At the first sign of pain or discomfort when starting a new exercise routine, you should make an appointment at our Edison, Monroe ore Monmouth Junction office. Our podiatrists, Dr. Varun Gujral and Dr. Nrupa Shah will examine your feet and help you pinpoint the problem before it derails your exercise plan. Contact us today by calling: 732-662-3050.

Although the Boston Marathon was a few weeks ago, I thought it would be appropriate to pay tribute to those who completed the race; especially those whom were emotionally and physically affected by it secondary to the bombings two years prior. Not to single one person out and not to say one person was affected more than another, but it’s not every day you hear about an amputee running a race, a race that two years ago caused her to lose her leg—and she wasn’t even competing in it; she was spectating.
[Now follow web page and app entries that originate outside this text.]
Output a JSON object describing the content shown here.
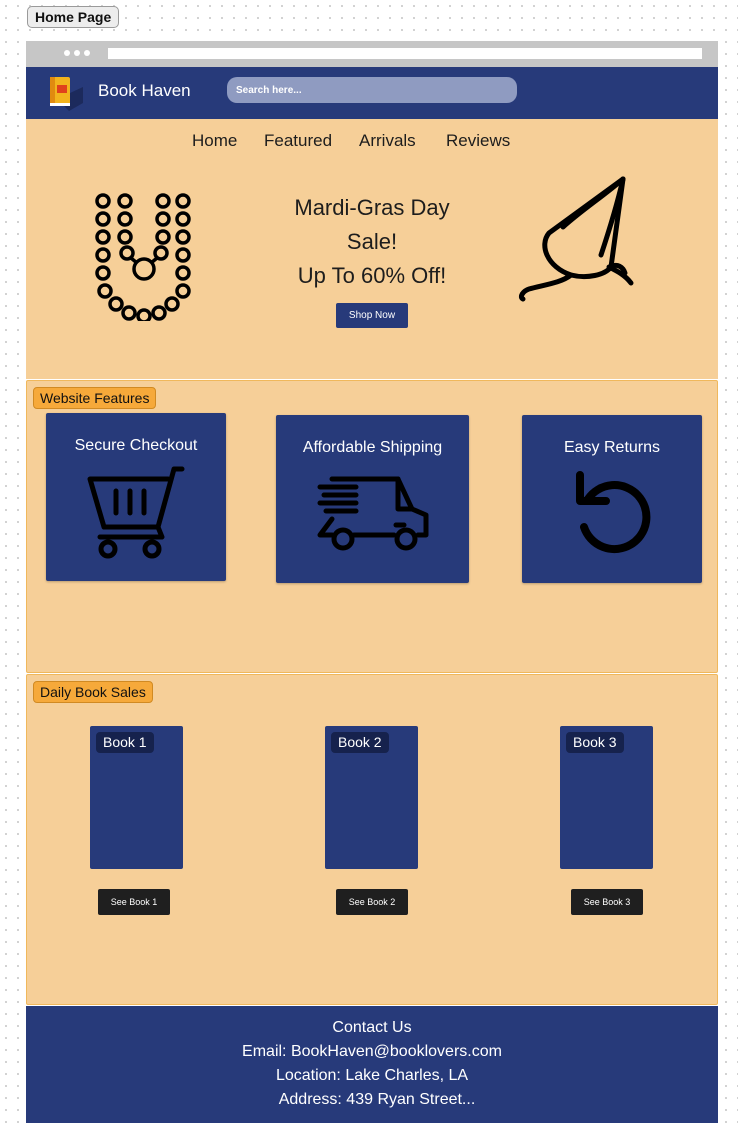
{
  "frame_label": "Home Page",
  "header": {
    "brand": "Book Haven",
    "search_placeholder": "Search here...",
    "logo_icon": "book-logo-icon"
  },
  "nav": [
    "Home",
    "Featured",
    "Arrivals",
    "Reviews"
  ],
  "hero": {
    "line1": "Mardi-Gras Day",
    "line2": "Sale!",
    "line3": "Up To 60% Off!",
    "cta": "Shop Now"
  },
  "features": {
    "title": "Website Features",
    "cards": [
      {
        "title": "Secure Checkout",
        "icon": "shopping-cart-icon"
      },
      {
        "title": "Affordable Shipping",
        "icon": "delivery-truck-icon"
      },
      {
        "title": "Easy Returns",
        "icon": "return-arrow-icon"
      }
    ]
  },
  "sales": {
    "title": "Daily Book Sales",
    "books": [
      {
        "label": "Book 1",
        "button": "See Book 1"
      },
      {
        "label": "Book 2",
        "button": "See Book 2"
      },
      {
        "label": "Book 3",
        "button": "See Book 3"
      }
    ]
  },
  "footer": {
    "heading": "Contact Us",
    "email": "Email: BookHaven@booklovers.com",
    "location": "Location: Lake Charles, LA",
    "address": "Address: 439 Ryan Street..."
  },
  "colors": {
    "navy": "#273a7a",
    "peach": "#f6cf98",
    "tag_orange": "#f6a93a",
    "search": "#8f9bc1"
  }
}
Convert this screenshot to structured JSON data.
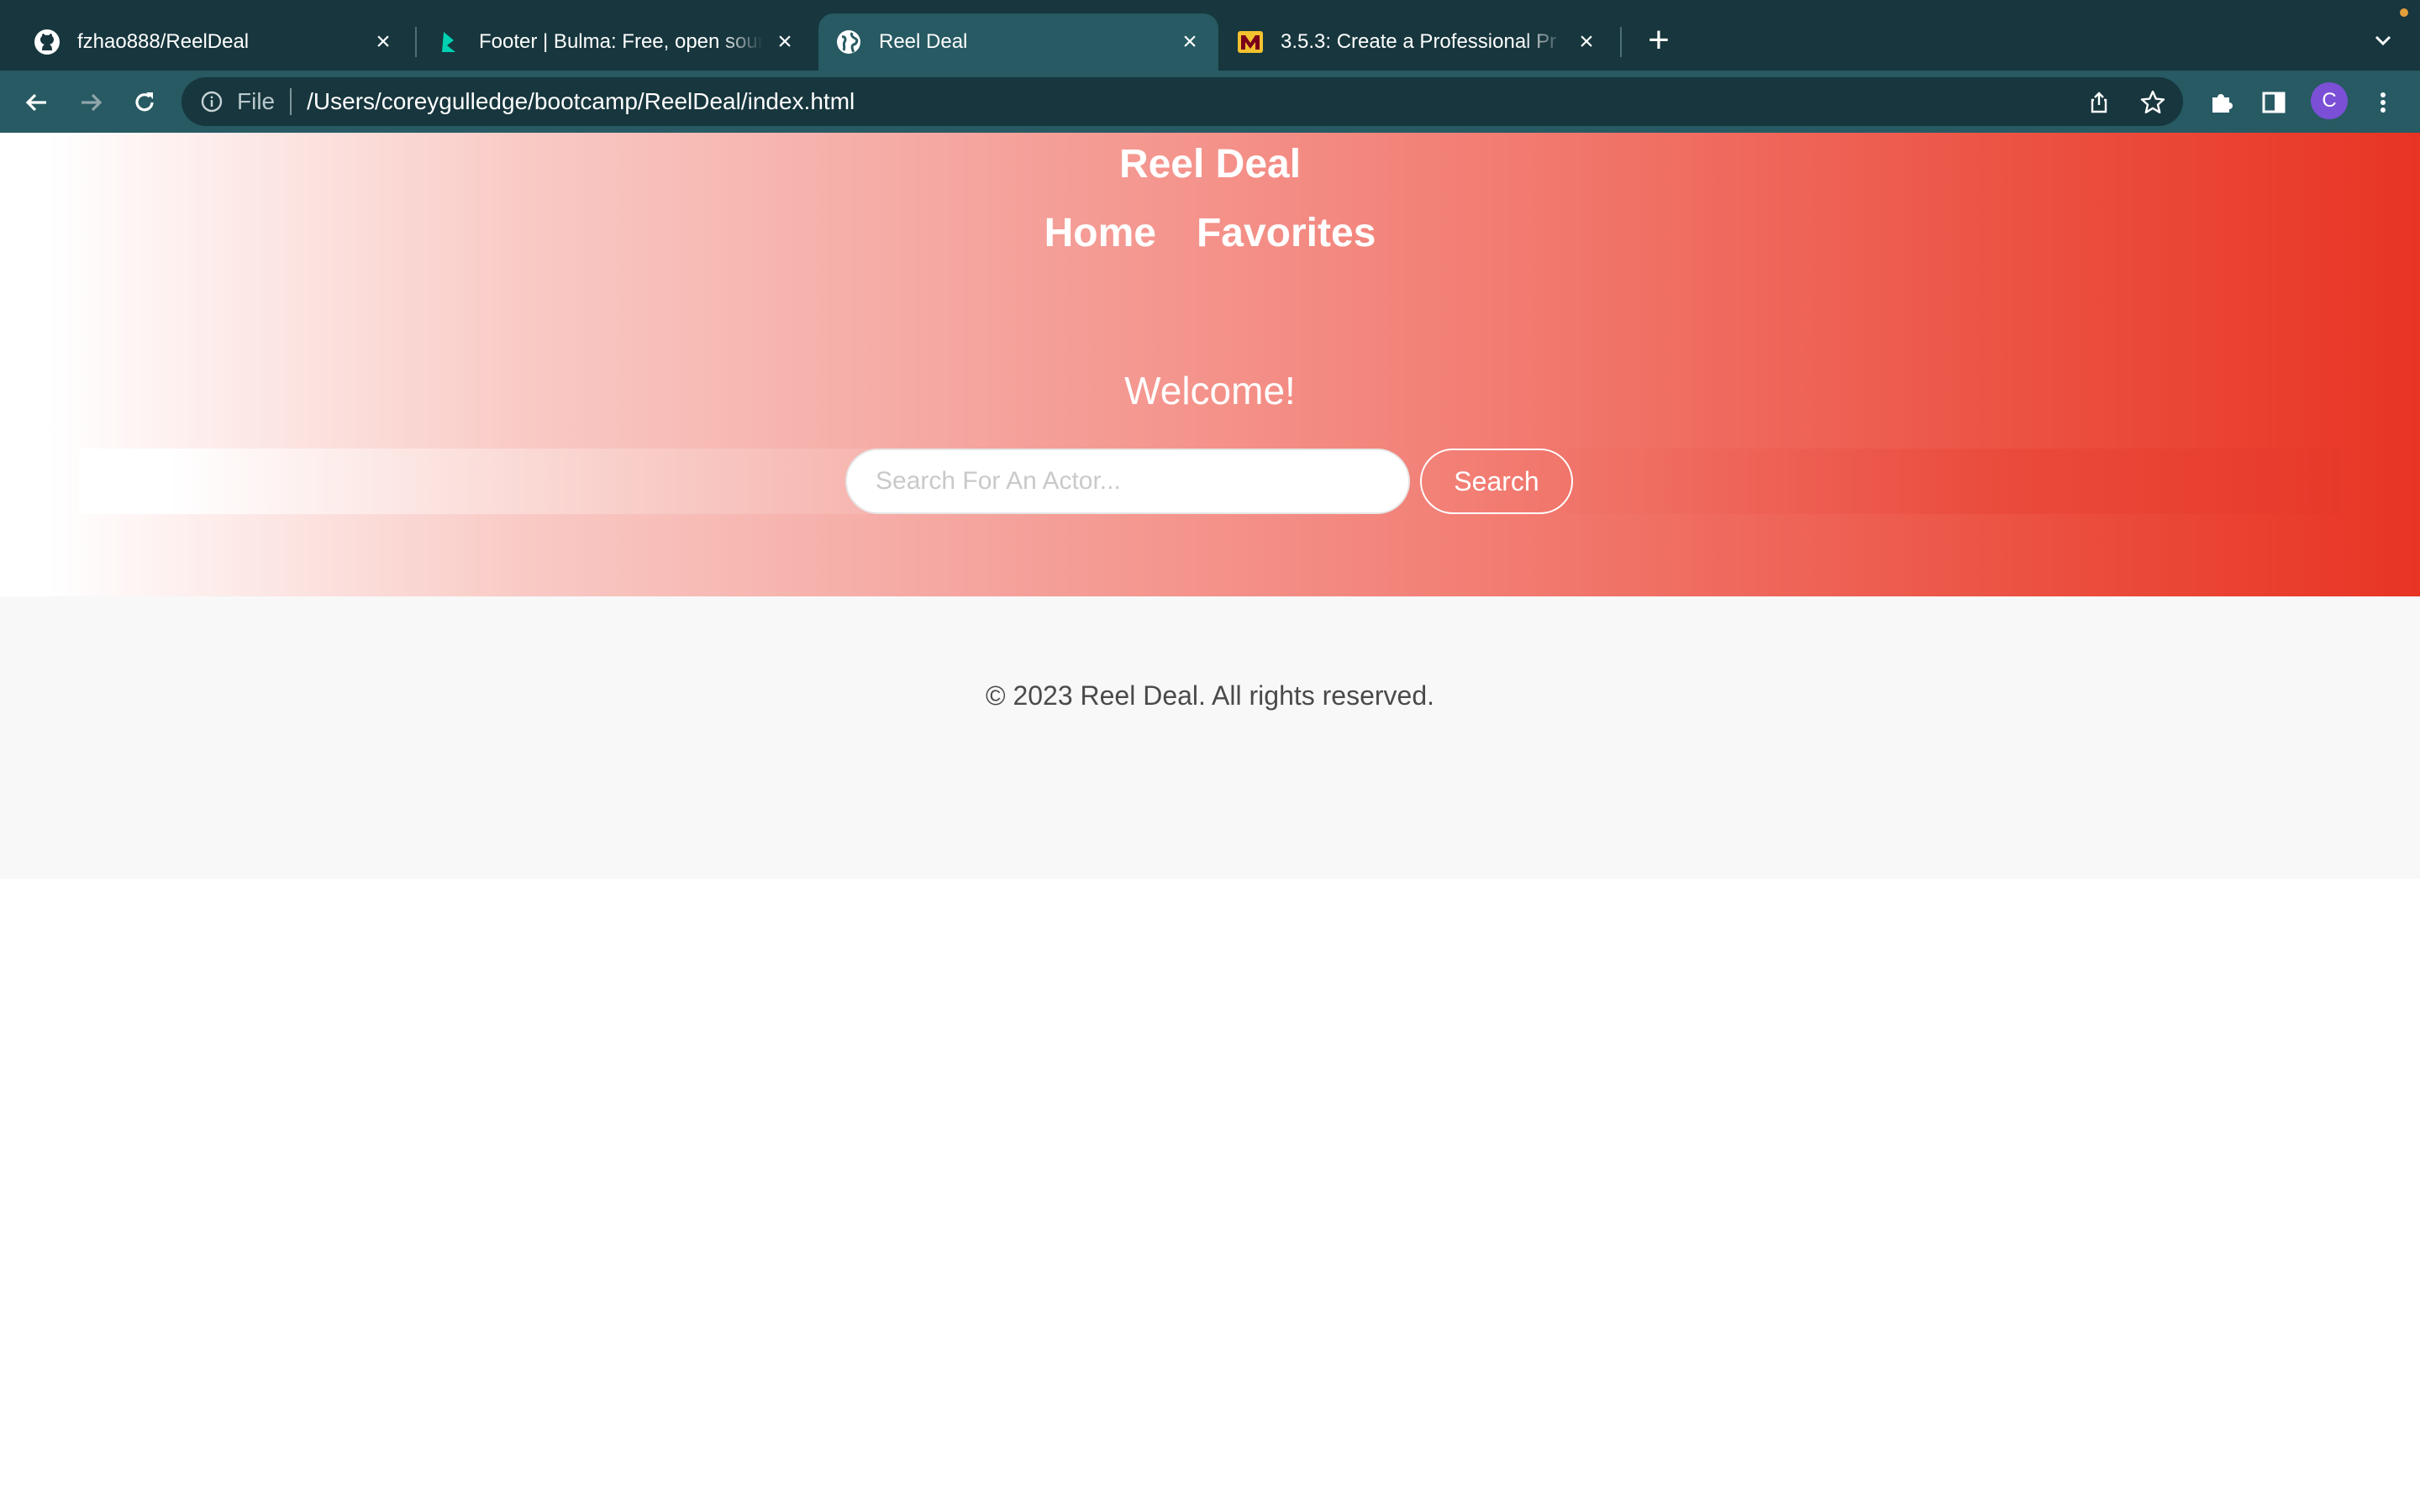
{
  "browser": {
    "tabs": [
      {
        "title": "fzhao888/ReelDeal",
        "icon": "github-icon",
        "active": false
      },
      {
        "title": "Footer | Bulma: Free, open sour",
        "icon": "bulma-icon",
        "active": false
      },
      {
        "title": "Reel Deal",
        "icon": "globe-icon",
        "active": true
      },
      {
        "title": "3.5.3: Create a Professional Pr",
        "icon": "course-icon",
        "active": false
      }
    ],
    "new_tab_label": "+",
    "address": {
      "scheme": "File",
      "url": "/Users/coreygulledge/bootcamp/ReelDeal/index.html"
    },
    "profile_initial": "C",
    "colors": {
      "tabstrip": "#17363d",
      "toolbar": "#275a63",
      "avatar": "#7b4fd6"
    }
  },
  "page": {
    "title": "Reel Deal",
    "nav": [
      {
        "label": "Home"
      },
      {
        "label": "Favorites"
      }
    ],
    "welcome": "Welcome!",
    "search": {
      "placeholder": "Search For An Actor...",
      "value": "",
      "button_label": "Search"
    },
    "footer": {
      "text": "© 2023 Reel Deal. All rights reserved."
    },
    "colors": {
      "gradient_start": "#ffffff",
      "gradient_end": "#e83424",
      "footer_bg": "#f8f8f8"
    }
  }
}
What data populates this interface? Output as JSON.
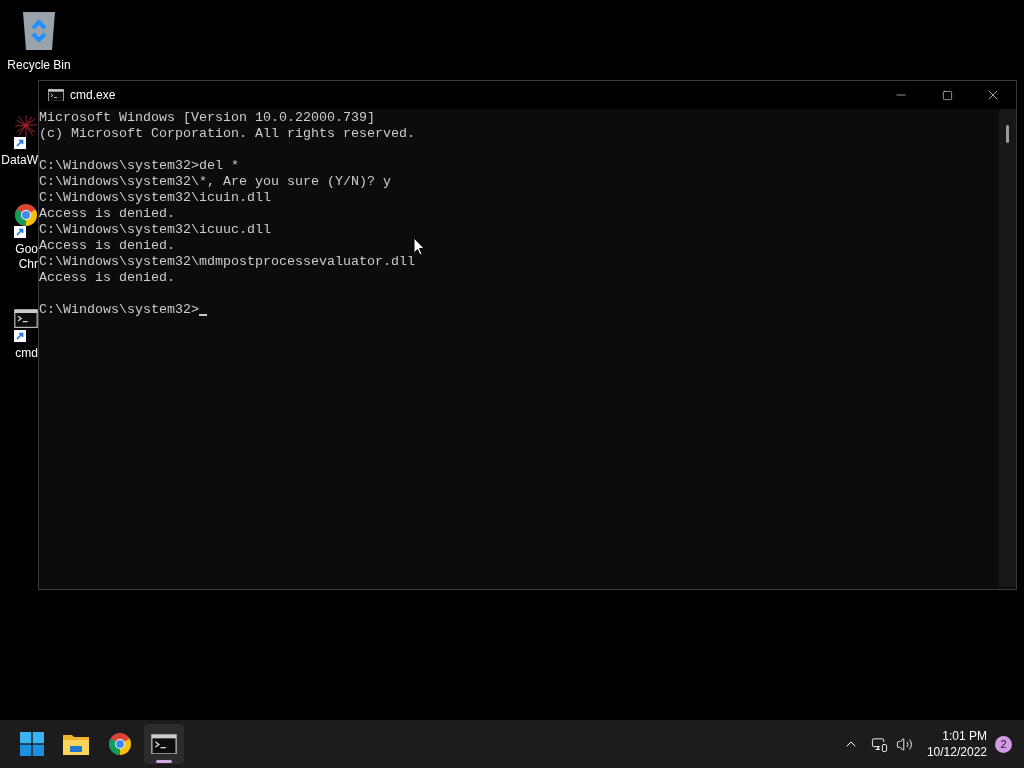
{
  "desktop_icons": [
    {
      "kind": "recycle",
      "label": [
        "Recycle Bin"
      ],
      "shortcut": false
    },
    {
      "kind": "art",
      "label": [
        "DataW"
      ],
      "shortcut": true
    },
    {
      "kind": "chrome",
      "label": [
        "Goo",
        "Chr"
      ],
      "shortcut": true
    },
    {
      "kind": "console",
      "label": [
        "cmd"
      ],
      "shortcut": true
    }
  ],
  "window": {
    "title": "cmd.exe",
    "blocks": [
      [
        "Microsoft Windows [Version 10.0.22000.739]",
        "(c) Microsoft Corporation. All rights reserved."
      ],
      [
        "C:\\Windows\\system32>del *",
        "C:\\Windows\\system32\\*, Are you sure (Y/N)? y",
        "C:\\Windows\\system32\\icuin.dll",
        "Access is denied.",
        "C:\\Windows\\system32\\icuuc.dll",
        "Access is denied.",
        "C:\\Windows\\system32\\mdmpostprocessevaluator.dll",
        "Access is denied."
      ]
    ],
    "prompt": "C:\\Windows\\system32>",
    "cursor": true
  },
  "taskbar": {
    "apps": [
      {
        "kind": "start",
        "selected": false
      },
      {
        "kind": "folder",
        "selected": false
      },
      {
        "kind": "chrome",
        "selected": false
      },
      {
        "kind": "console",
        "selected": true
      }
    ],
    "time": "1:01 PM",
    "date": "10/12/2022",
    "notifications": "2"
  }
}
Rebekah Gregory, 27, only ran the last 3.5 miles of the race although I’m sure she would have like to have run the entire 26.2 miles but because her doctor said her leg hadn’t healed completely that limited the distance she was allowed to run.

Rebekah was dressed in a bright pink shoe on her right foot and her left leg was fitted with a cheetah-printed prosthetic, which she calls “Felicia”. I cannot imagine the gratitude she must have felt even after completing only 1/8th of the race. I’m sure she would have been happy just to spectate again let alone cross the finish line. It’s stories like these that show us who the true fighters are in this world. She could have let the fact that she is an amputee hold her back from doing what she wanted to do but instead she fought back and decided to run in a race that changed her life forever, and she did so honorably. Not to steal the thunder from Mrs. Gregory but I wanted to touch on the use of proper shoe gear and training during marathon running—or running in general. It’s imperative that when training for a marathon, the athlete work up to comfortable distances rather than running a marathon to start their training. This will decrease the athlete’s chances of sustaining stress fractures and shin splints while training. On the same hand, runners need to wear proper-fitting shoes and make sure they are broken in and are not over on their mileage. According to Mizuno, most runners will get 250-300 miles of their shoes before they have to replace them. This is extremely important because the structure of the shoe begins to break down which means the integrity of the shoes breaks down as well. If you have any questions about shoe gear or have injured yourself while training for any kind of running event, please do not hesitate to call your local podiatrists at Affiliate Foot and Ankle Care in Monroe and Edison, NJ.

We commend Mrs. Gregory and wish her the best for her and her family!

By Varun Gujral